WHAT YOU HAVE TO DO ▸ A verbatim repeat of the lines below is required, with the pictures removed.

[[ MATERIAL PROVIDED open ]]

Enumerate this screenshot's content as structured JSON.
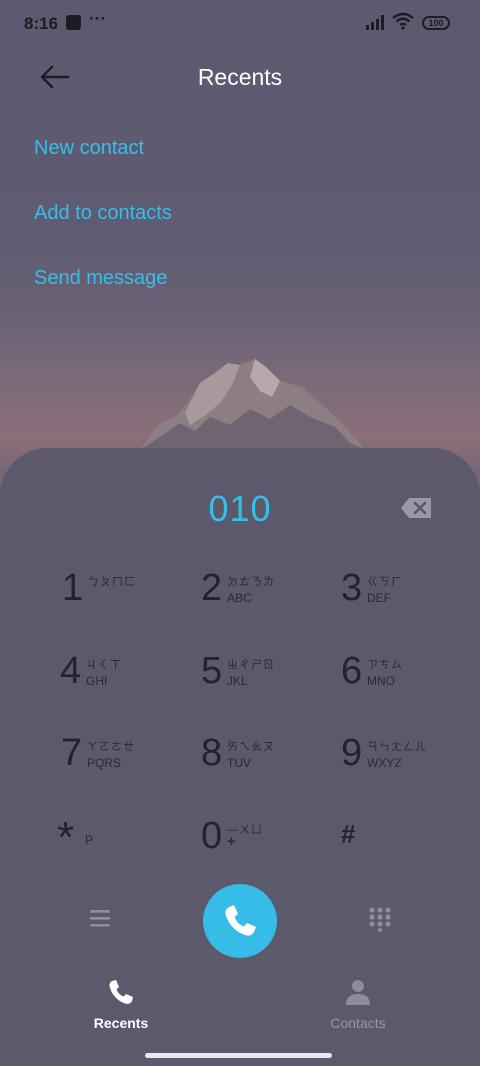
{
  "status_bar": {
    "time": "8:16",
    "dots": "···",
    "battery": "100"
  },
  "header": {
    "title": "Recents"
  },
  "actions": [
    "New contact",
    "Add to contacts",
    "Send message"
  ],
  "dialer": {
    "number": "010",
    "keys": [
      {
        "digit": "1",
        "line1": "ㄅㄆㄇㄈ",
        "line2": ""
      },
      {
        "digit": "2",
        "line1": "ㄉㄊㄋㄌ",
        "line2": "ABC"
      },
      {
        "digit": "3",
        "line1": "ㄍㄎㄏ",
        "line2": "DEF"
      },
      {
        "digit": "4",
        "line1": "ㄐㄑㄒ",
        "line2": "GHI"
      },
      {
        "digit": "5",
        "line1": "ㄓㄔㄕㄖ",
        "line2": "JKL"
      },
      {
        "digit": "6",
        "line1": "ㄗㄘㄙ",
        "line2": "MNO"
      },
      {
        "digit": "7",
        "line1": "ㄚㄛㄜㄝ",
        "line2": "PQRS"
      },
      {
        "digit": "8",
        "line1": "ㄞㄟㄠㄡ",
        "line2": "TUV"
      },
      {
        "digit": "9",
        "line1": "ㄢㄣㄤㄥㄦ",
        "line2": "WXYZ"
      },
      {
        "digit": "*",
        "line1": "",
        "line2": "P"
      },
      {
        "digit": "0",
        "line1": "—ㄨㄩ",
        "line2": "+"
      },
      {
        "digit": "#",
        "line1": "",
        "line2": ""
      }
    ]
  },
  "bottom_nav": {
    "recents": "Recents",
    "contacts": "Contacts"
  },
  "colors": {
    "accent": "#38bde8",
    "sheet": "#5b596b",
    "key_text": "#23232c"
  }
}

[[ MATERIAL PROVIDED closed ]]

PROBLEM SOLUTION ▸
Enumerate this screenshot's content as structured JSON.
{
  "status_bar": {
    "time": "8:16",
    "dots": "···",
    "battery": "100"
  },
  "header": {
    "title": "Recents"
  },
  "actions": [
    "New contact",
    "Add to contacts",
    "Send message"
  ],
  "dialer": {
    "number": "010",
    "keys": [
      {
        "digit": "1",
        "line1": "ㄅㄆㄇㄈ",
        "line2": ""
      },
      {
        "digit": "2",
        "line1": "ㄉㄊㄋㄌ",
        "line2": "ABC"
      },
      {
        "digit": "3",
        "line1": "ㄍㄎㄏ",
        "line2": "DEF"
      },
      {
        "digit": "4",
        "line1": "ㄐㄑㄒ",
        "line2": "GHI"
      },
      {
        "digit": "5",
        "line1": "ㄓㄔㄕㄖ",
        "line2": "JKL"
      },
      {
        "digit": "6",
        "line1": "ㄗㄘㄙ",
        "line2": "MNO"
      },
      {
        "digit": "7",
        "line1": "ㄚㄛㄜㄝ",
        "line2": "PQRS"
      },
      {
        "digit": "8",
        "line1": "ㄞㄟㄠㄡ",
        "line2": "TUV"
      },
      {
        "digit": "9",
        "line1": "ㄢㄣㄤㄥㄦ",
        "line2": "WXYZ"
      },
      {
        "digit": "*",
        "line1": "",
        "line2": "P"
      },
      {
        "digit": "0",
        "line1": "—ㄨㄩ",
        "line2": "+"
      },
      {
        "digit": "#",
        "line1": "",
        "line2": ""
      }
    ]
  },
  "bottom_nav": {
    "recents": "Recents",
    "contacts": "Contacts"
  },
  "colors": {
    "accent": "#38bde8",
    "sheet": "#5b596b",
    "key_text": "#23232c"
  }
}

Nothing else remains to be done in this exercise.